But the invention of social media, like blogs, Twitter, and Facebook, created a radical departure in communication. In pre-2004 Christianity (that is, Christianity before Facebook was invented), only a small group of Christian leaders and teachers had access to the printing press—but today everyone has WordPress. In pre-2004 Christianity it was difficult to become a published author, but today everyone is surrounded by dozens of “Publish” buttons.
Every time we log into Facebook it asks us, “What’s on your mind?” Twitter wants to know, “What’s happening?” When controversies large and small erupt, there are devices in every direction begging us to not just take a side, but to declare our position on the largest publishing platform ever constructed by humanity.
Not Many of You Should Presume to Be Bloggers
What few of us realize is that when we press those “Publish,” “Post,” “Comment,” and “Send” buttons, we are making the shift away from merely “believing” truth and stepping into the arena of publishing that belief. In doing so we are effectively assuming a position of leadership and teaching that prior to 2004 was not available to us.
James warned us, “Not many of you should presume to be teachers, my brothers, because you know that we who teach will be judged more strictly” (James 3:1, NIV1984). James goes on to graphically portray the incredible power that our tongues have both to praise and to curse especially in the context of teaching. He then says, “Who is wise and understanding among you? Let him show it by his good life.” (James 3:13). Solomon echoes similar wisdom, “Even a fool is thought wise if he keeps silent” (Prov. 17:28).
Will Hatfield and others have begun a blog in conjunction with the GARBC young leaders group called The Quest. Looks like it could be a good venue for dialogue. Check it out.

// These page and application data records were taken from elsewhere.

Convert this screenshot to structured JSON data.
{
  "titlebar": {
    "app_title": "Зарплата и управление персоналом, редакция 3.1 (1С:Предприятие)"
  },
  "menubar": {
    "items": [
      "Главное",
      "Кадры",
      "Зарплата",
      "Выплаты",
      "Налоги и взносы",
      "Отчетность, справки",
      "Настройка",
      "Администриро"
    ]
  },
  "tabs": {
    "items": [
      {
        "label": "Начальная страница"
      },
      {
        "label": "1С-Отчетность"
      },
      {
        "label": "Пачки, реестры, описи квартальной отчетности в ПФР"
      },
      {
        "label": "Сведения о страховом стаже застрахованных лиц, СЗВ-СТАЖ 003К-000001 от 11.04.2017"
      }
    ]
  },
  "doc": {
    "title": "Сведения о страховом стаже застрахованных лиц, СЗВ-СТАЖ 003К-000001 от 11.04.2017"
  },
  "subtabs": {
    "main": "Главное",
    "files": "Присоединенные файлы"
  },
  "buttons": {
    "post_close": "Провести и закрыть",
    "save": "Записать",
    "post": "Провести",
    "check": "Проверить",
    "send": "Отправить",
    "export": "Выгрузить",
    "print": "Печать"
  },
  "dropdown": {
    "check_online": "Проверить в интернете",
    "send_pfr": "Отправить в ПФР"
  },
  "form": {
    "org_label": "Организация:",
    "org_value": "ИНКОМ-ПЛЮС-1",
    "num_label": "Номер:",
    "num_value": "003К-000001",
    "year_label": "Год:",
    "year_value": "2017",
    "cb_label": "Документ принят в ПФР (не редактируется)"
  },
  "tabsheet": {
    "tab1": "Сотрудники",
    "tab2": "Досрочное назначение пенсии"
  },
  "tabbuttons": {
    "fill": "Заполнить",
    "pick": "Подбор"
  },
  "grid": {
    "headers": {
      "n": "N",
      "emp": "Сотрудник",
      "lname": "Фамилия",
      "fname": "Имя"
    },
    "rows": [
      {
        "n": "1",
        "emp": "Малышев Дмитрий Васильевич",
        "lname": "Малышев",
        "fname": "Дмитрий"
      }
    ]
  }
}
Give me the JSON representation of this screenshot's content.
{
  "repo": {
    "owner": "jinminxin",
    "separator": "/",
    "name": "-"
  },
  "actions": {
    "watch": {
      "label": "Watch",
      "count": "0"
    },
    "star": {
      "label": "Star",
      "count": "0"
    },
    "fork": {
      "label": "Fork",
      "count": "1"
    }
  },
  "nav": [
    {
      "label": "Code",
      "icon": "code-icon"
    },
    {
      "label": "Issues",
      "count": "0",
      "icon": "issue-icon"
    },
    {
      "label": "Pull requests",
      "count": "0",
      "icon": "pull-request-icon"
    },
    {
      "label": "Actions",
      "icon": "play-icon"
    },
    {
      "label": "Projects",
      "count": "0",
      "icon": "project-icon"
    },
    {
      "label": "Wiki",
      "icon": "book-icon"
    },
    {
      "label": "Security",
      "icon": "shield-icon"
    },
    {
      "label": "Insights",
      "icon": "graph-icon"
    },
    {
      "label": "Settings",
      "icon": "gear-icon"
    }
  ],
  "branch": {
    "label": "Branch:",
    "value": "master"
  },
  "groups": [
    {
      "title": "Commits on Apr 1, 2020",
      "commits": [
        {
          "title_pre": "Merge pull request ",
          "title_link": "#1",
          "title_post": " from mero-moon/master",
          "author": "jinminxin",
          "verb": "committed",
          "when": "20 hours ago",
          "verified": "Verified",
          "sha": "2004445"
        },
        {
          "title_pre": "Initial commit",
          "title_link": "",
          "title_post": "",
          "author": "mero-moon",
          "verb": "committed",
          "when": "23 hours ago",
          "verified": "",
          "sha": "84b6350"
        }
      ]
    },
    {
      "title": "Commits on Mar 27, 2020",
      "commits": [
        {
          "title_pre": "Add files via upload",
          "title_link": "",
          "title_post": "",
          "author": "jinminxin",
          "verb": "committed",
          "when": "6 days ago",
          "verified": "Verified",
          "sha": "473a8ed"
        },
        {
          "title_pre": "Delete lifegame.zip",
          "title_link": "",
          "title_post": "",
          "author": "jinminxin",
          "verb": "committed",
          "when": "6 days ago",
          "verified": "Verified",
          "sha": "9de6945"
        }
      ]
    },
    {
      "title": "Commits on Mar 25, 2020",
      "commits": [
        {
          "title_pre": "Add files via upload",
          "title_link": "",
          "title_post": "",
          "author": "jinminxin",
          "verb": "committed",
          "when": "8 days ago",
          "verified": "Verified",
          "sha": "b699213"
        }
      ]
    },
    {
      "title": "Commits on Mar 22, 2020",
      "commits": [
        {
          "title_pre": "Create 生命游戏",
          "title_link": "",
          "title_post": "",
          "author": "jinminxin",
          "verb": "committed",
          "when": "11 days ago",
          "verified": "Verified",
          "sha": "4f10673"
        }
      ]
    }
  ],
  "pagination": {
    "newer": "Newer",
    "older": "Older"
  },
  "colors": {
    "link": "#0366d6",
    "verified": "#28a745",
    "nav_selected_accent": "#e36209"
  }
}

A particularly fitting picture for 10,000 site hit. Proof that you to can start a blog that only you and your sister read and get to 10,000 hits.
Blogging and Discernment, by Adrian Warnock – good indictment on blogging and interesting points about discernment. This is a key question that has a very practical impact on one’s approach to discernment: does discernment seek primarily to defend truth from error or primarily to promote truth thus exposing error. Which should have precedence the positive or negative approach?
Blogging is a tricky medium because it gives the impression that it is a well reasoned piece of credible information similar to a online column. Yet, very often it is the ranting and raving of those completely unqualified to be discussing the subject, much less helping to form others opinions. It is Dr. Myron’s opinion that it is an “illegitimate medium.” I wouldn’t go that far necessarily but I can really understand his sentiment. It is very difficult to communicate anything of worth on a regular basis. It is for this reason I want to offer this caveat to remind myself and anyone who should read that I consider much of what is written and said here to be not much more than casual conversation and it should not be viewed with more authority than that. As far as credentials are concerned. I am in the midst of a Masters of Divinity degree and make it my constant hobby to read and learn. Yet, in many ways I’m still growing in the maturity and spiritual wisdom it takes to really offer a healthy perspective. I hope the other members of this blog who may be reading will continue offer accountability and confrontation to maintain a healthy level of discretion about what is said on this blog. Much thanks for your continued understanding and mutual encouragement.